Mexico’s sheer size gives it a natural advantage over other prominent destinations in Latin America, such as Costa Rica, Brown added: “Costa Rica has for a long time been a very dominant country when it comes to setting up captives for U.S.-based clients, but it has a limited resource pool.
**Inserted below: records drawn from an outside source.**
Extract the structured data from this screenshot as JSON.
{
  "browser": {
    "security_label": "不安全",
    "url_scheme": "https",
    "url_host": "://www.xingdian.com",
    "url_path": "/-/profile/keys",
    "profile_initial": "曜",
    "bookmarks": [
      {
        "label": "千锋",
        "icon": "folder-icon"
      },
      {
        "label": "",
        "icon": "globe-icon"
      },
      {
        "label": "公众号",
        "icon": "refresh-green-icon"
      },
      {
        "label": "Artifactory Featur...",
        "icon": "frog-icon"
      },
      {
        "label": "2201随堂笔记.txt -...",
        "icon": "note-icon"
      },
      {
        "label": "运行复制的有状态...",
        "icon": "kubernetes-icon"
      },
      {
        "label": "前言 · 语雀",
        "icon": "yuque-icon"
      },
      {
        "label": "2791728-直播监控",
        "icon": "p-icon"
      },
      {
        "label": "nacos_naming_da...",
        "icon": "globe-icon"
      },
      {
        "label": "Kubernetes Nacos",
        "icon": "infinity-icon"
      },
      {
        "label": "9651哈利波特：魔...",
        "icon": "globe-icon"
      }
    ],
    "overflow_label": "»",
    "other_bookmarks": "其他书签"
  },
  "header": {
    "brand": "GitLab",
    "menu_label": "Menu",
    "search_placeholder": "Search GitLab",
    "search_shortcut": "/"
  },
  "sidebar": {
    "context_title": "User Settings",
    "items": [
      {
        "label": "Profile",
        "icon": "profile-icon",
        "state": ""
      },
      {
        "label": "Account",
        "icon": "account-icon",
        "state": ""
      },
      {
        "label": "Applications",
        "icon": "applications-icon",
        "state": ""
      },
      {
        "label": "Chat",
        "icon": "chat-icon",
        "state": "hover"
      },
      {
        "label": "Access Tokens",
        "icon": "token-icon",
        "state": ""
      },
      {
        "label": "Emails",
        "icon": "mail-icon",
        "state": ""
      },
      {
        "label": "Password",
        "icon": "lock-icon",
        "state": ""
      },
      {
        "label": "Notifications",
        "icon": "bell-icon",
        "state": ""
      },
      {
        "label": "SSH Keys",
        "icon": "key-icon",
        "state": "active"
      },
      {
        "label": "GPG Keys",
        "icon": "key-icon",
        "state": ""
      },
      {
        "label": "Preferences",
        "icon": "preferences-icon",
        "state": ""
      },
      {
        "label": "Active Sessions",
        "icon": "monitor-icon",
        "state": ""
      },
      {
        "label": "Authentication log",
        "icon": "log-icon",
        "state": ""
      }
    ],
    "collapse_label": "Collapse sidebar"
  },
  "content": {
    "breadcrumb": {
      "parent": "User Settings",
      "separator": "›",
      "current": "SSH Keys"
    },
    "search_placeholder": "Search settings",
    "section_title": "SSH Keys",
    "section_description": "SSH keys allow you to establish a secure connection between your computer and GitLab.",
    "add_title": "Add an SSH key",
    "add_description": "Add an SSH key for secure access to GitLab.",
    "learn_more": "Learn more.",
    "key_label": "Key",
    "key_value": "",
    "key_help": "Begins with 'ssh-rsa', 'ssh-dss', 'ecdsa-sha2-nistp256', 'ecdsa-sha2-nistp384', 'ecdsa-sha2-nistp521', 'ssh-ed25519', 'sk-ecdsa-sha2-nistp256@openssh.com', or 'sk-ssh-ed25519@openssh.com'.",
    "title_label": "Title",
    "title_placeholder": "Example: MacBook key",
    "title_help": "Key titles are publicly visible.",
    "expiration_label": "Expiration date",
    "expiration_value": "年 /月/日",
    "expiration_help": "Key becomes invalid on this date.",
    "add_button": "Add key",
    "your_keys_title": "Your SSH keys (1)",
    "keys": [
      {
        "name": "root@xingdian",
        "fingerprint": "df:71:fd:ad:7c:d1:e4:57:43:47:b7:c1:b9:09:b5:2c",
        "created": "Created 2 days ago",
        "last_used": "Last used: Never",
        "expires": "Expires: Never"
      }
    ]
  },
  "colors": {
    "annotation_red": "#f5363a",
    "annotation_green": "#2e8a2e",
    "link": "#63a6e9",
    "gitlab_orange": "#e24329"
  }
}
There’s been some service providers that have built extremely large call centers or processing plants which have thousands of people in them, but it’s difficult to continue to stand out.” With a decentralized industry spread across major cities such as Monterrey, Guadalajara and Mexico City, Mexico has no such problem, he explained.
Citing research by Gartner, KPMG notes that “Latin America’s BPO market represents just 5% of global spending, or around US$7 billion.” However, “Gartner predicts annual growth in the market will average nearly 10% through 2017, up from 5.3% in 2013, led by Colombia, Mexico and Chile, which are all expected to grow at over 10% in that period.” In order to attract more shared service centers and outsourcing services, the report posits that Latin American countries must overcome a range of challenges including “decentralization; modernizing telecommunications infrastructure; cutting red tape and taxes that increase costs; strengthening intellectual property protection; reducing energy costs; developing the talent pipeline.”
“Disruptive technology is impacting all outsourcing providers globally – it’s not region-specific – but in Latin America a lot of people overlook the fact that the IT outsourcing marketplace has been there for an extremely long time, and it seems like there’s a tipping point that’s going to happen across Latin America relative to disruptive technology,” Brown said. “I think the business process side is going to be really interesting because you’ve got a lot of government agencies that have been looking for a number of years at out how to build skill sets through their education channels. And it’s not just about producing software engineers; they’ve been looking at the business process side. In Costa Rica, the government has done a great job of looking at the next layer of the business process – introducing people to financial planning and analytics – and putting emphasis on the next generation of skills required in these types of centers. And I know Argentina is doing the same thing. They’re really looking at the resource talent pool and what will be required going forward.”
Brown continued: “That’s where I see the biggest impact that Latin America’s going to have. They’re either going to finally say, ‘let’s switch it and move forward with that’ or it’s going to be a kind of ‘wait and see what the rest of the world does first, and then we’ll just quickly fall in line.’ You’re either going to see that explosion, or it’s going to be another three to five years of ‘OK we’re going to keep inching along the way that we are.’ It’s going to be an interesting dynamic either way.”